**What needs to be done:** Report every line in the listing that contains the string "icon".

**Records for this task:**
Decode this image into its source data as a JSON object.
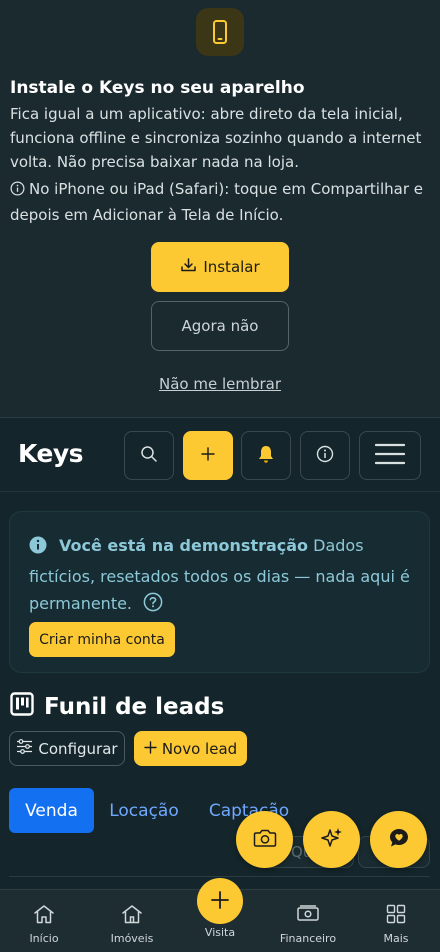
{
  "install_banner": {
    "title": "Instale o Keys no seu aparelho",
    "description": "Fica igual a um aplicativo: abre direto da tela inicial, funciona offline e sincroniza sozinho quando a internet volta. Não precisa baixar nada na loja.",
    "ios_hint": "No iPhone ou iPad (Safari): toque em Compartilhar e depois em Adicionar à Tela de Início.",
    "install_label": "Instalar",
    "later_label": "Agora não",
    "dont_remind_label": "Não me lembrar"
  },
  "header": {
    "logo": "Keys"
  },
  "demo_notice": {
    "title": "Você está na demonstração",
    "text": "Dados fictícios, resetados todos os dias — nada aqui é permanente.",
    "cta_label": "Criar minha conta"
  },
  "funnel": {
    "title": "Funil de leads",
    "configure_label": "Configurar",
    "new_lead_label": "Novo lead",
    "tabs": [
      {
        "label": "Venda",
        "active": true
      },
      {
        "label": "Locação",
        "active": false
      },
      {
        "label": "Captação",
        "active": false
      }
    ],
    "partial_chip": "Qu"
  },
  "bottom_nav": {
    "items": [
      {
        "label": "Início",
        "icon": "home-icon"
      },
      {
        "label": "Imóveis",
        "icon": "house-icon"
      },
      {
        "label": "Visita",
        "icon": "plus-icon"
      },
      {
        "label": "Financeiro",
        "icon": "money-icon"
      },
      {
        "label": "Mais",
        "icon": "grid-icon"
      }
    ]
  },
  "colors": {
    "accent": "#fcc933",
    "active_tab": "#1370f0",
    "info_text": "#8dc8d8",
    "background": "#14262b"
  }
}
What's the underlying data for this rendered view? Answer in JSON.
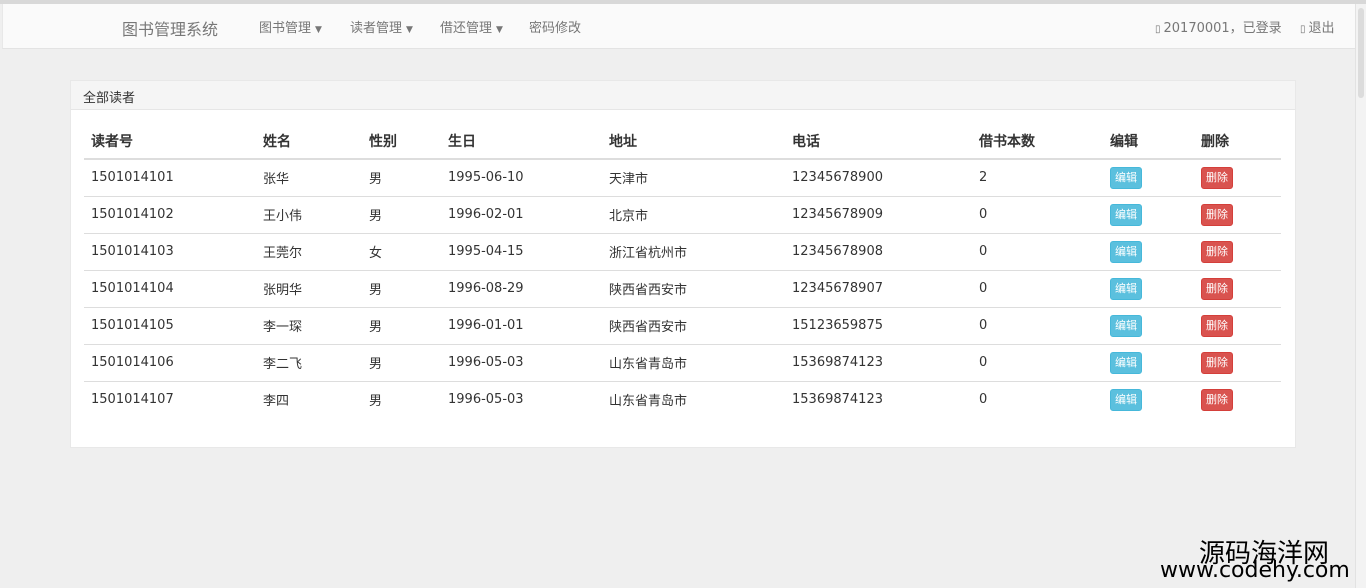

**Written solution:**
        "icon": "home-icon"
        "icon": "house-icon"
        "icon": "plus-icon"
        "icon": "money-icon"
        "icon": "grid-icon"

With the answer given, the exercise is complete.